Summer 2023 proved to be eventful and rewarding for the inaugural Applied Social Policy Internship and Research Experience (ASPIRE) cohort. The program, a collaboration between the Gerald R. Ford School of Public Policy and Spelman College, provided hands-on experience to Spelman students interested in social science research. ASPIRE fellows Keyla Anderson, Theo Burden, Aleasa Parker, and Lexi Turner spent seven weeks in Ann Arbor cultivating their passions for social policy change through the Youth Policy Lab (YPL) led initiative.
“They brought a fresh perspective and asked great questions and were all in on everything we asked them to do,” said Robin Jacob, faculty co-director and founder of the Youth Policy Lab. “We're doing this on a shoestring budget this year to get it launched, and so many staff at YPL donated their time by helping run professional development sessions and being on site mentors for the students. It will be sad to see them go.”
“We would also like to thank the Survey Research Center at the Institute for Social Research for its great support for these students,” she added.
The fellows engaged in individual research projects within YPL's key policy domains: early childhood education, maternal and infant health, adolescent mental health, career technical education, and workforce development. Through these projects, and in close collaboration with U-M faculty and staff, they acquired valuable insights into the world of applied social sciences and public policy research and gained a clearer vision of potential career paths in the field.
“I was interested in this opportunity because I resonate with the Youth Policy Lab's mission,” said Anderson, a rising political science senior. “I really liked the work that they were doing and thought it would be a great experience to jump into the public policy world and see what it would look like for me if I were to enter this field.”
Turner’s research advisor, Erykah Benson, a third-year PhD candidate, said it was amazing to watch her define her research question. “She worked on it and suddenly discovered it was something she was passionate about.”
In addition to their research endeavors, their time at the University of Michigan was infused with fun and engaging community activities.
“I really liked that so many different events were planned for us. If we said we were interested in doing something in Ann Arbor or Detroit they made it happen for us,” said Turner, a rising sociology and anthropology senior. “We went to Detroit with the Center for Racial Justice. We went to museums, kayaking, and had dinner with the Dean.”
The program culminated in a capstone presentation showcasing their research findings on August 4.
Anderson presented her research on discipline in Detroit schools, and found interesting and unexpected correlations that showed that students with more interaction with the criminal justice system were the least likely to find it biased.
After the presentation, Brian Jacob, YPL co-founder noted, “That’s what makes research so interesting. Sometimes you find counter-intuitive results that spur you to do more research.”
Parker, a rising junior psychology major, recommends the program. “I think students who are interested in policy should go for this opportunity, especially if you’re looking to be in a space that's going to invigorate you and really help you grow, not only do you learn something that you can apply in college, but you also learn things that you can apply after college.”
As the first ASPIRE program draws to a close, there is palpable excitement for future cohorts.

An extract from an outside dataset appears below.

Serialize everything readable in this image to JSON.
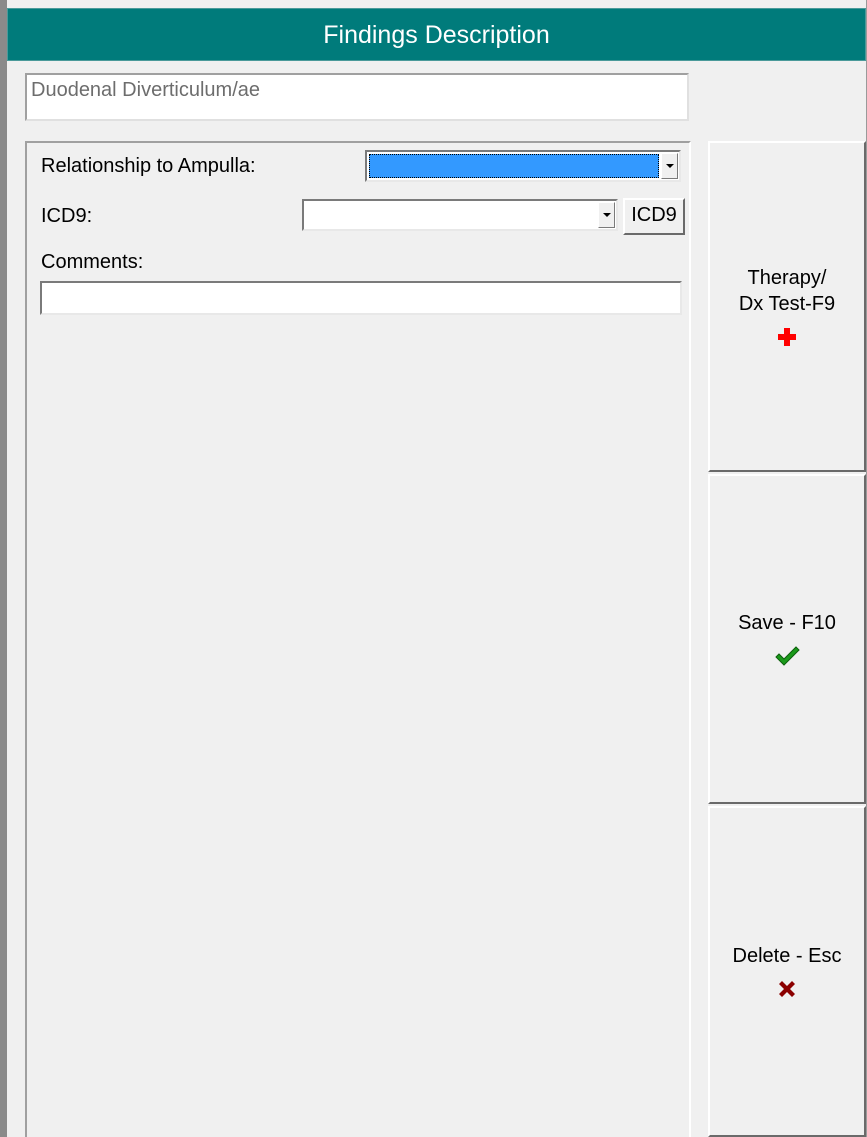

“In its pilot year, the ASPIRE program empowered our fellows with hands-on policy analysis training to examine the complexities of real-world issues impacting our youth,” Dean Celeste Watkins-Hayes said.
She noted that the capstone presentations were surprising and intriguing, and showed the importance of mixed methods research and the value of using qualitative and quantitative data to examine key policy issues.
Watkins-Hayes concluded, “Looking ahead, we are excited to build upon the accomplishments of the pilot year and expand the initiative's reach to collaborations with additional outstanding schools, ensuring that more students can benefit from this transformative experience.”